Records from a data source:

☆ ☆ ☆ ☆ ☆ ☆ ☆

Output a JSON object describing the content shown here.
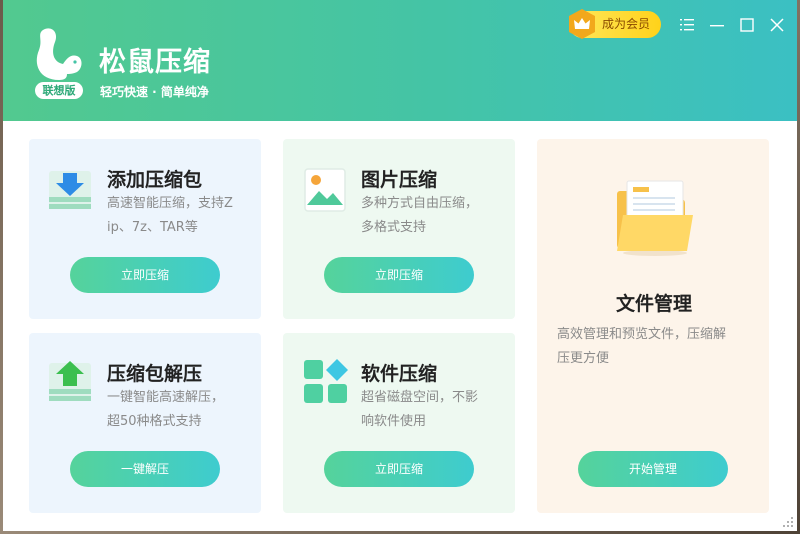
{
  "header": {
    "title": "松鼠压缩",
    "edition_badge": "联想版",
    "slogan": "轻巧快速 · 简单纯净",
    "vip_label": "成为会员"
  },
  "cards": [
    {
      "title": "添加压缩包",
      "desc_line1": "高速智能压缩，支持Z",
      "desc_line2": "ip、7z、TAR等",
      "button": "立即压缩"
    },
    {
      "title": "图片压缩",
      "desc_line1": "多种方式自由压缩，",
      "desc_line2": "多格式支持",
      "button": "立即压缩"
    },
    {
      "title": "文件管理",
      "desc_line1": "高效管理和预览文件，压缩解",
      "desc_line2": "压更方便",
      "button": "开始管理"
    },
    {
      "title": "压缩包解压",
      "desc_line1": "一键智能高速解压，",
      "desc_line2": "超50种格式支持",
      "button": "一键解压"
    },
    {
      "title": "软件压缩",
      "desc_line1": "超省磁盘空间，不影",
      "desc_line2": "响软件使用",
      "button": "立即压缩"
    }
  ],
  "colors": {
    "header_start": "#52c98f",
    "header_end": "#3bc0c3",
    "button_start": "#55d39b",
    "button_end": "#3ecccf",
    "vip": "#ffd21a"
  },
  "icons": [
    "squirrel-logo-icon",
    "crown-icon",
    "menu-icon",
    "minimize-icon",
    "maximize-icon",
    "close-icon",
    "archive-add-icon",
    "image-icon",
    "folder-icon",
    "archive-extract-icon",
    "apps-grid-icon"
  ]
}
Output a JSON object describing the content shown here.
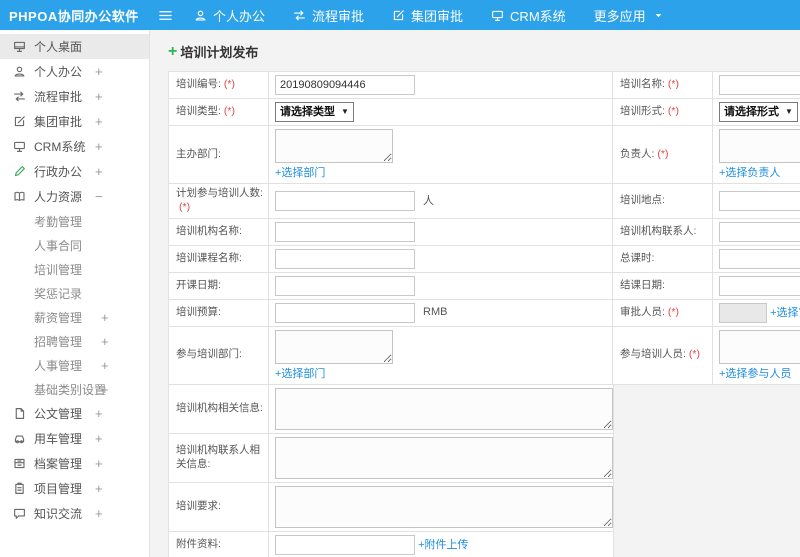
{
  "topbar": {
    "brand": "PHPOA协同办公软件",
    "nav": [
      {
        "label": "个人办公"
      },
      {
        "label": "流程审批"
      },
      {
        "label": "集团审批"
      },
      {
        "label": "CRM系统"
      },
      {
        "label": "更多应用"
      }
    ]
  },
  "sidebar": {
    "items": [
      {
        "label": "个人桌面",
        "expander": ""
      },
      {
        "label": "个人办公",
        "expander": "+"
      },
      {
        "label": "流程审批",
        "expander": "+"
      },
      {
        "label": "集团审批",
        "expander": "+"
      },
      {
        "label": "CRM系统",
        "expander": "+"
      },
      {
        "label": "行政办公",
        "expander": "+"
      },
      {
        "label": "人力资源",
        "expander": "−"
      },
      {
        "label": "考勤管理",
        "expander": ""
      },
      {
        "label": "人事合同",
        "expander": ""
      },
      {
        "label": "培训管理",
        "expander": ""
      },
      {
        "label": "奖惩记录",
        "expander": ""
      },
      {
        "label": "薪资管理",
        "expander": "+"
      },
      {
        "label": "招聘管理",
        "expander": "+"
      },
      {
        "label": "人事管理",
        "expander": "+"
      },
      {
        "label": "基础类别设置",
        "expander": "+"
      },
      {
        "label": "公文管理",
        "expander": "+"
      },
      {
        "label": "用车管理",
        "expander": "+"
      },
      {
        "label": "档案管理",
        "expander": "+"
      },
      {
        "label": "项目管理",
        "expander": "+"
      },
      {
        "label": "知识交流",
        "expander": "+"
      }
    ]
  },
  "page": {
    "title": "培训计划发布",
    "title_icon": "+"
  },
  "form": {
    "fields": {
      "number": {
        "label": "培训编号:",
        "required": "(*)",
        "value": "20190809094446"
      },
      "name": {
        "label": "培训名称:",
        "required": "(*)"
      },
      "type": {
        "label": "培训类型:",
        "required": "(*)",
        "value": "请选择类型"
      },
      "mode": {
        "label": "培训形式:",
        "required": "(*)",
        "value": "请选择形式"
      },
      "host_dept": {
        "label": "主办部门:",
        "link": "+选择部门"
      },
      "leader": {
        "label": "负责人:",
        "required": "(*)",
        "link": "+选择负责人"
      },
      "planned_count": {
        "label": "计划参与培训人数:",
        "required": "(*)",
        "suffix": "人"
      },
      "location": {
        "label": "培训地点:"
      },
      "org_name": {
        "label": "培训机构名称:"
      },
      "org_contact": {
        "label": "培训机构联系人:"
      },
      "course_name": {
        "label": "培训课程名称:"
      },
      "total_hours": {
        "label": "总课时:"
      },
      "start_date": {
        "label": "开课日期:"
      },
      "end_date": {
        "label": "结课日期:"
      },
      "budget": {
        "label": "培训预算:",
        "suffix": "RMB"
      },
      "approver": {
        "label": "审批人员:",
        "required": "(*)",
        "link": "+选择审批人员"
      },
      "join_depts": {
        "label": "参与培训部门:",
        "link": "+选择部门"
      },
      "join_people": {
        "label": "参与培训人员:",
        "required": "(*)",
        "link": "+选择参与人员"
      },
      "org_info": {
        "label": "培训机构相关信息:"
      },
      "org_contact_info": {
        "label": "培训机构联系人相关信息:"
      },
      "requirements": {
        "label": "培训要求:"
      },
      "attachment": {
        "label": "附件资料:",
        "link": "+附件上传"
      }
    }
  },
  "colors": {
    "topbar": "#2ba2ea",
    "link": "#1d8ce0",
    "required": "#e64444",
    "title_plus": "#2eb84b"
  }
}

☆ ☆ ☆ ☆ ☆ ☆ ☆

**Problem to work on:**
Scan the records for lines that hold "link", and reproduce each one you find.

**Exercise solution:**
        "link": "+选择部门"
        "link": "+选择负责人"
        "link": "+选择审批人员"
        "link": "+选择部门"
        "link": "+选择参与人员"
        "link": "+附件上传"
    "link": "#1d8ce0",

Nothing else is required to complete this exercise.